The panel also called for increased financial support for crisis and in-patient services for kids, higher reimbursement rates from insurance companies and the state Medicaid program for providers because of their specialized training and their need to have longer children’s appointments because parents have to be involved at some point.

It also called for more financial incentives that would encourage more college-bound students to consider careers in mental health programs serving children’s social and mental wellness.

It said school districts should obtain or create an app that assists in threat assessments and enables students to report safety issues or reach out for help on a 24/7 anonymous basis.

It also urged tax credit deductions for impatient and outpatient substance abuse treatment programs “to relieve financial burden for families: and state funding for districts to have at least one staff member who would “work with local coalitions and nonprofits to coordinate youth resiliency and primary prevention lessons and training.”

Co-chair and outgoing Rep. Joanne Osborne, R-Goodyear, conceded that the problem the committee had been tasked to address “isn’t a one-size fits-all situation.”

“This is an all-hands-on-deck,” Osborne said, and that finding solutions needs the involvement of parents, medical experts and educators, law enforcement and teens themselves. She pointed to the 400-page report the committee is issuing and ticked off a variety of actions that need to be taken not just on a governmental level but in homes and schools as well as by businesses.

“Those kids need to know you’re back there,” she said, adding:
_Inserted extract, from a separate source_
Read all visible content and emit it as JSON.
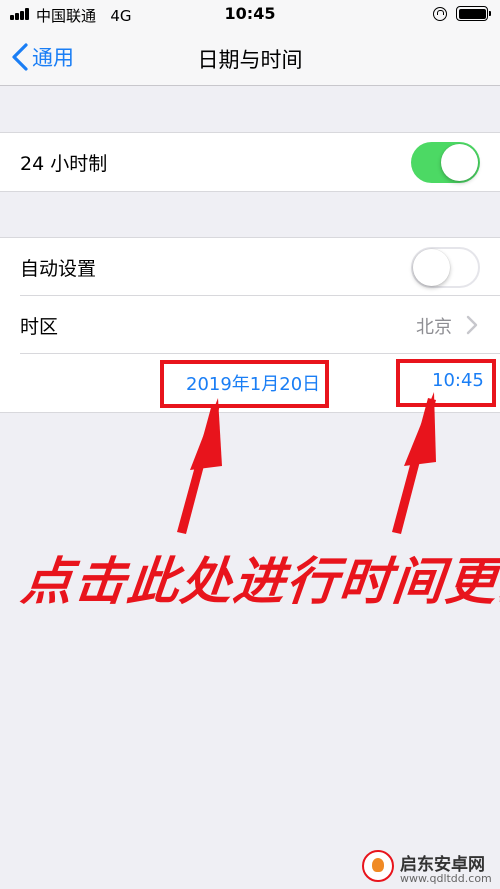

“Those are the things that we need to be doing. There’s so many great people that are doing it but we need more of them to do it.”